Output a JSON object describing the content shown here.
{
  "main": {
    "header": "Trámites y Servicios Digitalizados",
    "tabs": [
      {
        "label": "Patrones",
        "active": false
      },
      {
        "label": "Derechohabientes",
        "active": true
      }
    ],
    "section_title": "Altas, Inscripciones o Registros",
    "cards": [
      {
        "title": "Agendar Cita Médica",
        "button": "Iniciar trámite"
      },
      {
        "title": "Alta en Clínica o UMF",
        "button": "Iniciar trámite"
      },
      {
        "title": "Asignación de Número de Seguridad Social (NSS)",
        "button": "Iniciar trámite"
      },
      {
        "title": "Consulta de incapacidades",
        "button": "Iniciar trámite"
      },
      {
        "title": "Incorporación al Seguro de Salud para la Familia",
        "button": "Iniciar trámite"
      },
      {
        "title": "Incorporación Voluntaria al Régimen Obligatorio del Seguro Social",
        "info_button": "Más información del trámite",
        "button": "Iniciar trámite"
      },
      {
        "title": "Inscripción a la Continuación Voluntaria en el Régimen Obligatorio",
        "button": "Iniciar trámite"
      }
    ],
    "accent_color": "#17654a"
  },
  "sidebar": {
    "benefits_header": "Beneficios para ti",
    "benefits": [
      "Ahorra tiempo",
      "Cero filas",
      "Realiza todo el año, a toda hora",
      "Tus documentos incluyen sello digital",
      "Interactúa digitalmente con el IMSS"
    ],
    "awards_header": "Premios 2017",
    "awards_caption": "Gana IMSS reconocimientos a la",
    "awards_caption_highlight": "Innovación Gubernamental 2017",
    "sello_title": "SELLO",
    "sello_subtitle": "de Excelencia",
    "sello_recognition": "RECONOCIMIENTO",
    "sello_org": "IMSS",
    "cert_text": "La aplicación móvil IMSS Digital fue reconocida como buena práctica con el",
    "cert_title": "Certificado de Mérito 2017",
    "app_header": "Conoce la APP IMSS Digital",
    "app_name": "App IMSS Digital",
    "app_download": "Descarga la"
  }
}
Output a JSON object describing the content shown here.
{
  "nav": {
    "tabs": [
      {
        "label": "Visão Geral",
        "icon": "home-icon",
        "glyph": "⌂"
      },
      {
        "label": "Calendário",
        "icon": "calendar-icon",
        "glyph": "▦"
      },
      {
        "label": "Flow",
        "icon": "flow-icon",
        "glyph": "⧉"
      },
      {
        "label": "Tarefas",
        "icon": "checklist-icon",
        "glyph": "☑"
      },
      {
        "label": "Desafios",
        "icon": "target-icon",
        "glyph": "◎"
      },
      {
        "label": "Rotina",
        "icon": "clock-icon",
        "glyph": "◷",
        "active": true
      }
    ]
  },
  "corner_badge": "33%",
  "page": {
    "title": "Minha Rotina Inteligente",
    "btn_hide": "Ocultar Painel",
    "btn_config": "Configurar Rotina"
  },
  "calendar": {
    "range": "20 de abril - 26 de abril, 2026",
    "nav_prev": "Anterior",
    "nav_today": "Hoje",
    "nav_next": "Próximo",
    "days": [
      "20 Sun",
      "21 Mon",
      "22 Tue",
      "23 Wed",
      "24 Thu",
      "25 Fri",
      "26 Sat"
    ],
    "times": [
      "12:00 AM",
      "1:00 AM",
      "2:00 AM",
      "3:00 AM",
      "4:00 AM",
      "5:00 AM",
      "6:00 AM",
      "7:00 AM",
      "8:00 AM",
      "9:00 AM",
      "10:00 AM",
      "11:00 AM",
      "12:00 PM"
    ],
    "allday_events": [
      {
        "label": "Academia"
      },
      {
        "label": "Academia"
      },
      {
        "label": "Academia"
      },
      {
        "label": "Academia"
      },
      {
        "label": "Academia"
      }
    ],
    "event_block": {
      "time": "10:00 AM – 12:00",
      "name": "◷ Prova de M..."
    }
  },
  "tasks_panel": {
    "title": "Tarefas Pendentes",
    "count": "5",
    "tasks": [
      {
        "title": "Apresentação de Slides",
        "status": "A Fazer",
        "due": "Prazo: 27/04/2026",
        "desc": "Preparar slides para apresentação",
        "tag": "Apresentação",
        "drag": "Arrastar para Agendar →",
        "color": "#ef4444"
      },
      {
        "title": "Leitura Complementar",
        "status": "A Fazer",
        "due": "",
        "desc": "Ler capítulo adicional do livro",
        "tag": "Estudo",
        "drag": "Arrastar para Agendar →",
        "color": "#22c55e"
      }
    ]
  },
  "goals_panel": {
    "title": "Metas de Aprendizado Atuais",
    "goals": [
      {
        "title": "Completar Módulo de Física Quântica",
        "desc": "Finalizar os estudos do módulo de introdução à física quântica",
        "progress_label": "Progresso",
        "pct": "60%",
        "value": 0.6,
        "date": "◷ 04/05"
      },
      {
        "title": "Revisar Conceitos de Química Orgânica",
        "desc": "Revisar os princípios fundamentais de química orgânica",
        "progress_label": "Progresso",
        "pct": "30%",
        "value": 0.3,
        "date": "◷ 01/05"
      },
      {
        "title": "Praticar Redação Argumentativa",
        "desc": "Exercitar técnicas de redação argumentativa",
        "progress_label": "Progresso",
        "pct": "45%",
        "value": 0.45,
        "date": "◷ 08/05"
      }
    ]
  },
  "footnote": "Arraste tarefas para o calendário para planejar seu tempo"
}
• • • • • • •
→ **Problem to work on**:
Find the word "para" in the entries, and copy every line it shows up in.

→ **Solution for this task**:
        "title": "Incorporación al Seguro de Salud para la Familia",
    "benefits_header": "Beneficios para ti",
        "desc": "Preparar slides para apresentação",
        "drag": "Arrastar para Agendar →",
        "drag": "Arrastar para Agendar →",
  "footnote": "Arraste tarefas para o calendário para planejar seu tempo"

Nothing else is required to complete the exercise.